From the appearances, Trump won't take direction from anyone, least of all any other Republican. But there is a way to get to him: through his daughter, Ivanka.

The bottom line question is what if the Power That Be, i.e., Ivanka, convinces the Donald that his brand is getting trashed and he will look like a fool, and the fool actually resigns? 

This is what Hillary Clinton should fear more than anything. Here we are, 14 months after Trump has, day after day, revealed himself, and a full week after the Democratic National Convention, and the four national polls (admittedly, an imperfect measure, given that we elect through the Electoral College, but a very reliable one nevertheless) conducted after the conclusion of that convention and listed in Real Clear Politics have HRC up by a mere 5.5%, almost within the margin of error. (Yes, there are two other national candidates, and these are polls limited to these two major party candidates, but allow me to paint with a broad brush on this one, since neither of the other two is likely to win an electoral vote, and the four-way post-DNC polls show a 6% margin.) She is a weak candidate, whether she should be or not. 

One can only imagine what a candidate like Kasich could do to Clinton. He has name recognition. He's a true conservative. And he is pure as the driven snow on the acid test--support of Trump--by reason of his having stayed in the race 'til the end and not only refusing to endorse him but boycotting the convention in his own State. 

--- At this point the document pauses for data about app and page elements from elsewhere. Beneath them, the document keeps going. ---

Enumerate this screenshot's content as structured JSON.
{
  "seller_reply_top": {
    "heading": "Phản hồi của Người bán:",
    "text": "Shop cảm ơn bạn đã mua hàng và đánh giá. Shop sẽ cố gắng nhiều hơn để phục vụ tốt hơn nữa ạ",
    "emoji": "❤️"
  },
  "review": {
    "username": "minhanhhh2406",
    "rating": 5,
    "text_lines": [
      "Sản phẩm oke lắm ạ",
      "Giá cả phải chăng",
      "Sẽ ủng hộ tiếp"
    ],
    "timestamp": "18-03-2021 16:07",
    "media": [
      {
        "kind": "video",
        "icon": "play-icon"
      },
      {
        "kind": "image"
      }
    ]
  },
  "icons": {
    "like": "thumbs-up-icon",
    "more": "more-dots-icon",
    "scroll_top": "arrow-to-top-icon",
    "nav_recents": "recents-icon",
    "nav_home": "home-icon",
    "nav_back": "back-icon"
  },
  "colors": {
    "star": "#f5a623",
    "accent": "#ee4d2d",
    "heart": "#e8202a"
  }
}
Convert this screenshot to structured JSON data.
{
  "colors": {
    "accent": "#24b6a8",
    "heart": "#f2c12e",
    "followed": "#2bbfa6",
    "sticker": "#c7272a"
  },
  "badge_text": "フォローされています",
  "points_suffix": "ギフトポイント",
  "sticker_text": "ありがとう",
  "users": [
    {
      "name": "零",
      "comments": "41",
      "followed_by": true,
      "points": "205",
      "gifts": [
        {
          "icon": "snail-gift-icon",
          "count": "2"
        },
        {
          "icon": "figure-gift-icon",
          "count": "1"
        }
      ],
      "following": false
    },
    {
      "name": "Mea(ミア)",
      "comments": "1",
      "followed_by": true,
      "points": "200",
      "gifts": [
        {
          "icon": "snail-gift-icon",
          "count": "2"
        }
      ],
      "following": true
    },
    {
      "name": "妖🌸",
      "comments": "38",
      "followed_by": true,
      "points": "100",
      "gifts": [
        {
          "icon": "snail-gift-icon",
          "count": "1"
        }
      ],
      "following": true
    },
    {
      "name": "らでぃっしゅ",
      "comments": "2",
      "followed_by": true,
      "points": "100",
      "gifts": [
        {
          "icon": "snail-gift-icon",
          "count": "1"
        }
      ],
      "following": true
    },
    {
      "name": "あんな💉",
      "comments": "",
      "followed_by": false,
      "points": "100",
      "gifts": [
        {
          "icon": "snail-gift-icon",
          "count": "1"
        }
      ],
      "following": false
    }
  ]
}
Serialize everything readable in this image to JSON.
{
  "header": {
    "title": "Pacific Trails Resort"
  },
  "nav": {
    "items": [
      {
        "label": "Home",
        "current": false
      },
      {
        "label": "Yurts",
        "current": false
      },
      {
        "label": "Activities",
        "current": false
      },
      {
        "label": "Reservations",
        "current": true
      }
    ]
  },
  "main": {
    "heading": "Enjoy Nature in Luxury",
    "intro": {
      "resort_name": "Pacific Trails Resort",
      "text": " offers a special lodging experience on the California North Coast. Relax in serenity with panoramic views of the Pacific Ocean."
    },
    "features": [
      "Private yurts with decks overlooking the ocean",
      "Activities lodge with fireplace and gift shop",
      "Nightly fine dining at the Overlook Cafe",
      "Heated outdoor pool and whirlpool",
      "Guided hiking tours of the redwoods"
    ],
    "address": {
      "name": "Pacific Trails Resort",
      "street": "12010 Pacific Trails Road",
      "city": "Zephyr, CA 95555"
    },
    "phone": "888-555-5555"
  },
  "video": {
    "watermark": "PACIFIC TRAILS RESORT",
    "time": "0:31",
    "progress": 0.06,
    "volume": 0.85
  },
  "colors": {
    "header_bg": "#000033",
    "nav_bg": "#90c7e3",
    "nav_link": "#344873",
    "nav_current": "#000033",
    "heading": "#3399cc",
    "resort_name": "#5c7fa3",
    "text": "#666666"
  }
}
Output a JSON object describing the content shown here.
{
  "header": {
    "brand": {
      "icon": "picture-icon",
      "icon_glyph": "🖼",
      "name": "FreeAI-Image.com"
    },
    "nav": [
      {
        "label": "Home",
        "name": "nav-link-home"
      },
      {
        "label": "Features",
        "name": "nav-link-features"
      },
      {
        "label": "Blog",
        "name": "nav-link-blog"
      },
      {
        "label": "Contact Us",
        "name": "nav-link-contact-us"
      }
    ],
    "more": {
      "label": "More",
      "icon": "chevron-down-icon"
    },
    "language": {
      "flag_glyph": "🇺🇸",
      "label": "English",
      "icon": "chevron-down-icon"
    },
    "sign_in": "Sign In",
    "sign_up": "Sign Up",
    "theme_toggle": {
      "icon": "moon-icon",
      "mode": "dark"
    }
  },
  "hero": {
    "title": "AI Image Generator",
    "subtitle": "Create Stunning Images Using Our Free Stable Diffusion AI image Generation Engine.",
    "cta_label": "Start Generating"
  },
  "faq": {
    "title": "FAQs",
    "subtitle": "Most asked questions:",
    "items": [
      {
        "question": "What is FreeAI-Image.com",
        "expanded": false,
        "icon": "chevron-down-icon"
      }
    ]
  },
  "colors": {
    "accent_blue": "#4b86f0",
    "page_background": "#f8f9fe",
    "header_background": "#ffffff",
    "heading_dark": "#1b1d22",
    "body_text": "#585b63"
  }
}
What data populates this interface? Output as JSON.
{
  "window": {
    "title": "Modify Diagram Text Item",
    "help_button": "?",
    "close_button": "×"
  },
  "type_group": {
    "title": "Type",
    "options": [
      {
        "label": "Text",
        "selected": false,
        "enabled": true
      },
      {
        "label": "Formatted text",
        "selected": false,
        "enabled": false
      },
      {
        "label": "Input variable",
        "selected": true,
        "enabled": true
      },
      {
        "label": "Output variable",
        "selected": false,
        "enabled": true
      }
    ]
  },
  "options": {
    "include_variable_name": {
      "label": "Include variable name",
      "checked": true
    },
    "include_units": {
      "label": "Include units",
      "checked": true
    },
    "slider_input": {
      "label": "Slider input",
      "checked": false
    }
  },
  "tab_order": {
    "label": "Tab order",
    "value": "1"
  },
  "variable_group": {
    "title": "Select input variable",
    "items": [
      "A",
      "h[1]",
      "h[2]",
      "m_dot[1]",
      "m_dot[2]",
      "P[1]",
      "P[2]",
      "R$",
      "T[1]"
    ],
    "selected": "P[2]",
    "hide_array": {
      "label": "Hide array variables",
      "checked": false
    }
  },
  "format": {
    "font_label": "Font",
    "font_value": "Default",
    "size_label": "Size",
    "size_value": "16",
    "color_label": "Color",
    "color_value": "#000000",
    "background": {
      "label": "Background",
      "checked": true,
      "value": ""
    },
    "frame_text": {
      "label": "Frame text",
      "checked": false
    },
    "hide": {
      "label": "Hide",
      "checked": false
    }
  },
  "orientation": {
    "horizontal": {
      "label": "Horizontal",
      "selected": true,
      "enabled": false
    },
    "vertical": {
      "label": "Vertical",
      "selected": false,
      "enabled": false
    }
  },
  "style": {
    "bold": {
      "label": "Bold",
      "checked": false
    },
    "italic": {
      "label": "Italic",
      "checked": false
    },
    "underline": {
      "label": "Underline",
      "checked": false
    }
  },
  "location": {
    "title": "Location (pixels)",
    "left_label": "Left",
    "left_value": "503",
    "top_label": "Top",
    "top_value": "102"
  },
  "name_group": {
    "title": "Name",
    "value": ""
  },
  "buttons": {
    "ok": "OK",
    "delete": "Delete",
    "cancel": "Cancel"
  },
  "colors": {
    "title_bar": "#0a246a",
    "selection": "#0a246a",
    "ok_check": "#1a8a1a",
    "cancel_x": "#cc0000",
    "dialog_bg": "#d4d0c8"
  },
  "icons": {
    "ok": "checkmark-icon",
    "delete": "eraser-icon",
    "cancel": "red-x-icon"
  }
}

My fellow Democrats, stop pushing and stick to the issues. The Donald will take care of himself.